Reviews of Educational Material  |   May 1997
Essential Anaesthesia for Medical Students 
Author Notes
  • Associate Professor Emeritus of Anesthesia, Bowman Gray School of Medicine, Medical Center Boulevard, Winston-Salem, North Carolina 27157.
Article Information
Reviews of Educational Material
Reviews of Educational Material   |   May 1997
Essential Anaesthesia for Medical Students 
Anesthesiology 5 1997, Vol.86, 1220. doi:
Anesthesiology 5 1997, Vol.86, 1220. doi:
Essential Anaesthesia for Medical Students. By Mark Heining, David Bogod, and Alan Aitkenhead. Oxford University Press, 1996. Pages: 149. Price: $24.95.
Why can't textbooks be fun to read? A question often asked is now answered by Heining, Bogon, and Aitkenhead in Essential Anaesthesia For Medical Students. Their book is a brief, amusing, prose index to the specialty of anesthesia.
The authors stated goal in the preface is “to help undergraduate medical students during their attachment to the anaesthetic department.” They achieve this in 142 pages with 10 short chapters that can be covered even by a slow reader in 5.5 hours.
The book is divided into two parts. The first explains what the anesthesiologist does in the operating room, and the second describes what is done outside the operating room. Part one includes the usual general, local, and regional anesthesia information with additional coverage of anesthetic drugs, equipment, and monitoring procedures. Part two has good sections on preoperative evaluation, pain control, postoperative care, and resuscitation. All of these chapters are well indexed, follow a logical order, and are concise to a fault. The novice may find the mention of topics like Mendelson's syndrome, with no explanation of what the syndrome is, frustrating. Hopefully, self-directed learners will avail themselves of the end of chapter references or ask their teachers questions about the many unexplained items. Some translation from English into American may be necessary (e.g., drug names, kilo pascals, “nil by mouth,” and other phrases less familiar to colonials). The tables are especially informative and are placed close to their prose descriptions, thus avoiding much page turning. “Key Points” highlighted at the end of each chapter summarize nicely the important issues. Occasionally, captions under pictures could better coincide with the order of presentation in the prose. The photographs appear to have been done on a low budget, but they suffice to enhance the text and illustrate pertinent points. Unlike a US student-oriented anesthesia textbook of the 1970s, Essential Anaesthesia For Medical Students does not have photographs exhibiting “bare essentials” of attractive young models. This should make it a less controversial and more acceptable book.
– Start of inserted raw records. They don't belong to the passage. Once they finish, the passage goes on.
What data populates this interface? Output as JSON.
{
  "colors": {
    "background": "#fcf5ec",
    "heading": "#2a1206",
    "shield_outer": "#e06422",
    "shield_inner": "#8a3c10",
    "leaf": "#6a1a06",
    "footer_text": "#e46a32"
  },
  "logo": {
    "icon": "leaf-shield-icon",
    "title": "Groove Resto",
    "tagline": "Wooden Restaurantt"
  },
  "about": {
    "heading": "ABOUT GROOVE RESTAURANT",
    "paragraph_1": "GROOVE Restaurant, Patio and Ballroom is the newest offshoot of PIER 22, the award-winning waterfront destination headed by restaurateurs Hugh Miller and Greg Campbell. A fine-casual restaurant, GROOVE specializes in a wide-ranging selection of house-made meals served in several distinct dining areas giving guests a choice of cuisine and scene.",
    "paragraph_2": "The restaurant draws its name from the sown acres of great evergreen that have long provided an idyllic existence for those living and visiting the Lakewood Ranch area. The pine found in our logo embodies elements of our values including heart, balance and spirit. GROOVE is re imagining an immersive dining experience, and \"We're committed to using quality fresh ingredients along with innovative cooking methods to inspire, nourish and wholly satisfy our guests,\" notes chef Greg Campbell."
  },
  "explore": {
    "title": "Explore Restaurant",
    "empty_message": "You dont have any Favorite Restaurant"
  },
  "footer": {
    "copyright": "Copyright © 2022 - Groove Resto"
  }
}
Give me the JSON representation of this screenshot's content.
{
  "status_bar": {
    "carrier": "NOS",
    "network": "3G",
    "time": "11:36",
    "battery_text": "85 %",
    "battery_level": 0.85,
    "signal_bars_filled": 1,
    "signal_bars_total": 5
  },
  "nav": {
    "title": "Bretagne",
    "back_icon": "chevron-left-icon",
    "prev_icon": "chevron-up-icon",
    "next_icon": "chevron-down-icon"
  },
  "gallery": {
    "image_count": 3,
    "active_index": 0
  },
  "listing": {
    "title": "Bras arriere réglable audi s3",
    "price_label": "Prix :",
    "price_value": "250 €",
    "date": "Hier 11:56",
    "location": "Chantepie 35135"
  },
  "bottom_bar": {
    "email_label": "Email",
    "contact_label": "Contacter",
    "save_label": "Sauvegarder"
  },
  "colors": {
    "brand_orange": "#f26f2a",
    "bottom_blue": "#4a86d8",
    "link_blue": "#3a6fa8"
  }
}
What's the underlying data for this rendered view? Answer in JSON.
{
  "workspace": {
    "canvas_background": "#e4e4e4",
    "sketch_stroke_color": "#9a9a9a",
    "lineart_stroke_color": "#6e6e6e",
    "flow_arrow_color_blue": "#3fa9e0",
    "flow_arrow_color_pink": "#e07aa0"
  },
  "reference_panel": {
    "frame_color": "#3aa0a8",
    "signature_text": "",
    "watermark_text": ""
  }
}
Less acceptable though, were innuendoes in the first chapter, such as “protected from interference by the surgeon and his henchmen,” and “keeping the patient alive despite ….. the excesses of the surgeon.” Perhaps meant to be amusing, they are demeaning, set a poor example of professionalism, and contribute to tribal skirmishes between specialists. This was the only displeasing feature in an otherwise charming book.
Of US medical schools, only an enlightened 31 (25%) have required clerkships in anesthesiology. Others may offer elective experiences, and all would do well to consider this book as a syllabus for an anesthesia rotation. Not since Anaesthetics For Medical Students by Gordon Ostlere of “Doctor in the House” fame has such a readable text been offered to undergraduate students of anesthesia.
John D. Tolmie, M.D.
Associate Professor Emeritus of Anesthesia; Bowman Gray School of Medicine
Medical Center Boulevard; Winston-Salem, North Carolina 27157